• PROBLEM STATEMENT:
Without the pictures, copy the entries below word for word.

• SUPPLIED ENTRIES:
········

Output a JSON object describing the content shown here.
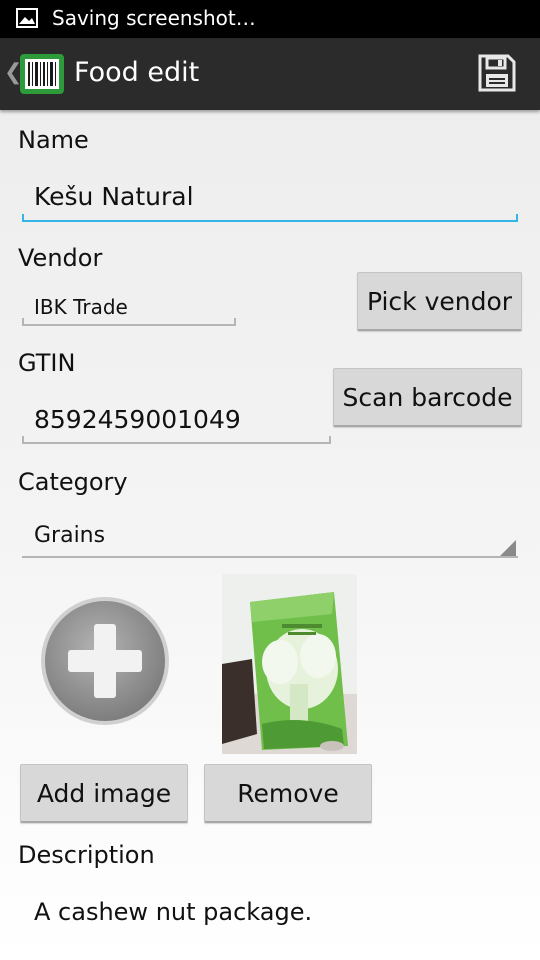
{
  "status_bar": {
    "text": "Saving screenshot…"
  },
  "action_bar": {
    "title": "Food edit",
    "app_icon": "barcode-icon",
    "action_icon": "save-icon"
  },
  "form": {
    "name": {
      "label": "Name",
      "value": "Kešu Natural"
    },
    "vendor": {
      "label": "Vendor",
      "value": "IBK Trade",
      "button": "Pick vendor"
    },
    "gtin": {
      "label": "GTIN",
      "value": "8592459001049",
      "button": "Scan barcode"
    },
    "category": {
      "label": "Category",
      "selected": "Grains"
    },
    "images": {
      "add_button": "Add image",
      "remove_button": "Remove",
      "add_icon": "add-circle-icon"
    },
    "description": {
      "label": "Description",
      "value": "A cashew nut package."
    }
  },
  "colors": {
    "accent": "#33b5e5",
    "action_bar": "#2b2b2b",
    "status_bar": "#000000",
    "button": "#d8d8d8"
  }
}
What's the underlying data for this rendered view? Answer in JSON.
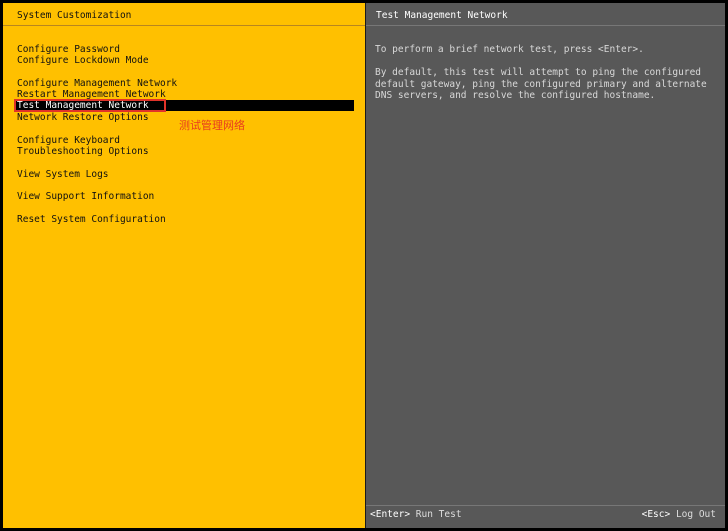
{
  "left": {
    "title": "System Customization",
    "menu": [
      {
        "label": "Configure Password"
      },
      {
        "label": "Configure Lockdown Mode"
      },
      {
        "label": "Configure Management Network"
      },
      {
        "label": "Restart Management Network"
      },
      {
        "label": "Test Management Network"
      },
      {
        "label": "Network Restore Options"
      },
      {
        "label": "Configure Keyboard"
      },
      {
        "label": "Troubleshooting Options"
      },
      {
        "label": "View System Logs"
      },
      {
        "label": "View Support Information"
      },
      {
        "label": "Reset System Configuration"
      }
    ],
    "annotation": "测试管理网络"
  },
  "right": {
    "title": "Test Management Network",
    "description": [
      "To perform a brief network test, press <Enter>.",
      "By default, this test will attempt to ping the configured",
      "default gateway, ping the configured primary and alternate",
      "DNS servers, and resolve the configured hostname."
    ],
    "footer": {
      "enter_key": "<Enter>",
      "enter_label": "Run Test",
      "esc_key": "<Esc>",
      "esc_label": "Log Out"
    }
  },
  "colors": {
    "left_bg": "#ffc000",
    "right_bg": "#585858",
    "selection_bg": "#000000",
    "annotation": "#e83a1f"
  }
}
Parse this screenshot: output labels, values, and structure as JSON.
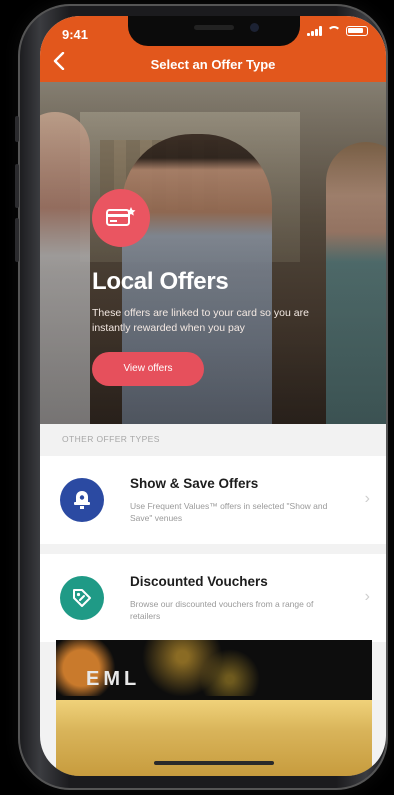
{
  "status_bar": {
    "time": "9:41"
  },
  "header": {
    "title": "Select an Offer Type",
    "back_icon": "chevron-left-icon"
  },
  "hero": {
    "title": "Local Offers",
    "description": "These offers are linked to your card so you are instantly rewarded when you pay",
    "button_label": "View offers",
    "icon": "card-offer-icon",
    "accent_color": "#e6505c"
  },
  "section_label": "OTHER OFFER TYPES",
  "offer_types": [
    {
      "title": "Show & Save Offers",
      "description": "Use Frequent Values™ offers in selected \"Show and Save\" venues",
      "icon": "show-save-icon",
      "color": "#2b4aa2"
    },
    {
      "title": "Discounted Vouchers",
      "description": "Browse our discounted vouchers from a range of retailers",
      "icon": "voucher-tag-icon",
      "color": "#1f9a86"
    }
  ],
  "banner": {
    "logo_text": "EML"
  },
  "colors": {
    "header": "#e2571c"
  }
}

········

• EXERCISE ANSWER:
Output a JSON object describing the content shown here.
{
  "status_bar": {
    "text": "Saving screenshot…"
  },
  "action_bar": {
    "title": "Food edit",
    "app_icon": "barcode-icon",
    "action_icon": "save-icon"
  },
  "form": {
    "name": {
      "label": "Name",
      "value": "Kešu Natural"
    },
    "vendor": {
      "label": "Vendor",
      "value": "IBK Trade",
      "button": "Pick vendor"
    },
    "gtin": {
      "label": "GTIN",
      "value": "8592459001049",
      "button": "Scan barcode"
    },
    "category": {
      "label": "Category",
      "selected": "Grains"
    },
    "images": {
      "add_button": "Add image",
      "remove_button": "Remove",
      "add_icon": "add-circle-icon"
    },
    "description": {
      "label": "Description",
      "value": "A cashew nut package."
    }
  },
  "colors": {
    "accent": "#33b5e5",
    "action_bar": "#2b2b2b",
    "status_bar": "#000000",
    "button": "#d8d8d8"
  }
}
What's the underlying data for this rendered view? Answer in JSON.
{
  "left": {
    "title": "System Customization",
    "menu": [
      {
        "label": "Configure Password"
      },
      {
        "label": "Configure Lockdown Mode"
      },
      {
        "label": "Configure Management Network"
      },
      {
        "label": "Restart Management Network"
      },
      {
        "label": "Test Management Network"
      },
      {
        "label": "Network Restore Options"
      },
      {
        "label": "Configure Keyboard"
      },
      {
        "label": "Troubleshooting Options"
      },
      {
        "label": "View System Logs"
      },
      {
        "label": "View Support Information"
      },
      {
        "label": "Reset System Configuration"
      }
    ],
    "annotation": "测试管理网络"
  },
  "right": {
    "title": "Test Management Network",
    "description": [
      "To perform a brief network test, press <Enter>.",
      "By default, this test will attempt to ping the configured",
      "default gateway, ping the configured primary and alternate",
      "DNS servers, and resolve the configured hostname."
    ],
    "footer": {
      "enter_key": "<Enter>",
      "enter_label": "Run Test",
      "esc_key": "<Esc>",
      "esc_label": "Log Out"
    }
  },
  "colors": {
    "left_bg": "#ffc000",
    "right_bg": "#585858",
    "selection_bg": "#000000",
    "annotation": "#e83a1f"
  }
}
Parse this screenshot: output labels, values, and structure as JSON.
{
  "status_bar": {
    "time": "9:41"
  },
  "header": {
    "title": "Select an Offer Type",
    "back_icon": "chevron-left-icon"
  },
  "hero": {
    "title": "Local Offers",
    "description": "These offers are linked to your card so you are instantly rewarded when you pay",
    "button_label": "View offers",
    "icon": "card-offer-icon",
    "accent_color": "#e6505c"
  },
  "section_label": "OTHER OFFER TYPES",
  "offer_types": [
    {
      "title": "Show & Save Offers",
      "description": "Use Frequent Values™ offers in selected \"Show and Save\" venues",
      "icon": "show-save-icon",
      "color": "#2b4aa2"
    },
    {
      "title": "Discounted Vouchers",
      "description": "Browse our discounted vouchers from a range of retailers",
      "icon": "voucher-tag-icon",
      "color": "#1f9a86"
    }
  ],
  "banner": {
    "logo_text": "EML"
  },
  "colors": {
    "header": "#e2571c"
  }
}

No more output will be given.